Humidity can have that same effect when you are sampling dust using a photometer. It can overestimate your total mass measurement, making it seem heavier. Why? Photometers measure the light scattered by aerosol particles. When there is more moisture in the air, water hangs on to these particles and makes them appear larger. The instrument, in turn, gives you a higher mass concentration level. This can greatly affect the accuracy of your real-time measurements.
To help combat the effects of humidity, TSI developed a heated inlet conditioner for its DustTrak II and DustTrak DRX aerosol monitors. To test them, they went to Singapore and the coast of Australia. I volunteered tto go and observe. Sadly, I wasn’t invited.
Since I couldn’t be there in person, I’m going to have to rely on the application note TSI recently made available. To test urban pollution in Singapore, TSI took one DustTrak monitor and configured it with a heated inlet sample conditioner. It was set to condition incoming sample air to 30% Rh. The other DustTrak Monitor had no sample conditioning. Both instruments were programmed to run side-by-side for identical sample periods. The temperature in Singapore during the test averaged 83.6 degrees Fahrenheit. Relative humidity averaged 79.7%Rh. So hot. Really hot.

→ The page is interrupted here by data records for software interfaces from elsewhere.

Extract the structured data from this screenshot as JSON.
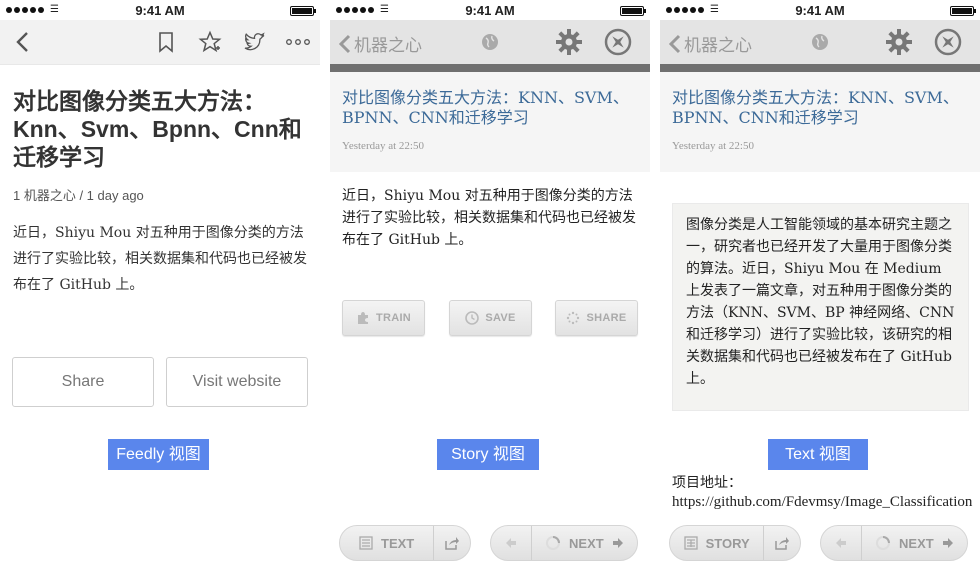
{
  "status_bar": {
    "time": "9:41 AM"
  },
  "feedly": {
    "title": "对比图像分类五大方法：Knn、Svm、Bpnn、Cnn和迁移学习",
    "meta": "1 机器之心 / 1 day ago",
    "body": "近日，Shiyu Mou 对五种用于图像分类的方法进行了实验比较，相关数据集和代码也已经被发布在了 GitHub 上。",
    "share_label": "Share",
    "visit_label": "Visit website",
    "view_tag": "Feedly 视图",
    "icons": [
      "back-icon",
      "bookmark-icon",
      "star-icon",
      "twitter-icon",
      "more-icon"
    ]
  },
  "story": {
    "back_label": "机器之心",
    "title": "对比图像分类五大方法：KNN、SVM、BPNN、CNN和迁移学习",
    "date": "Yesterday at 22:50",
    "body": "近日，Shiyu Mou 对五种用于图像分类的方法进行了实验比较，相关数据集和代码也已经被发布在了 GitHub 上。",
    "train_label": "TRAIN",
    "save_label": "SAVE",
    "share_label": "SHARE",
    "view_tag": "Story 视图",
    "bottom_left_label": "TEXT",
    "next_label": "NEXT"
  },
  "text": {
    "back_label": "机器之心",
    "title": "对比图像分类五大方法：KNN、SVM、BPNN、CNN和迁移学习",
    "date": "Yesterday at 22:50",
    "body": "图像分类是人工智能领域的基本研究主题之一，研究者也已经开发了大量用于图像分类的算法。近日，Shiyu Mou 在 Medium 上发表了一篇文章，对五种用于图像分类的方法（KNN、SVM、BP 神经网络、CNN 和迁移学习）进行了实验比较，该研究的相关数据集和代码也已经被发布在了 GitHub 上。",
    "view_tag": "Text 视图",
    "project_label": "项目地址：",
    "project_url": "https://github.com/Fdevmsy/Image_Classification",
    "bottom_left_label": "STORY",
    "next_label": "NEXT"
  }
}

They found that the average change between the heated inlet conditioned measurements and the non-conditioned sample measurements was roughly 30%. That is a significant difference.
Now, these results have not been validated against federal reference methods and may not be indicative of all aerosols, but I think the takeaway is the that an inlet conditioner may substantially improve the accuracy of your real-time measurements.
For more information about the TSI DustTrak II and DustTrak DRX aerosol monitors.
RAECO-LIC LLC is the authorized TSI representative in the Midwest United States.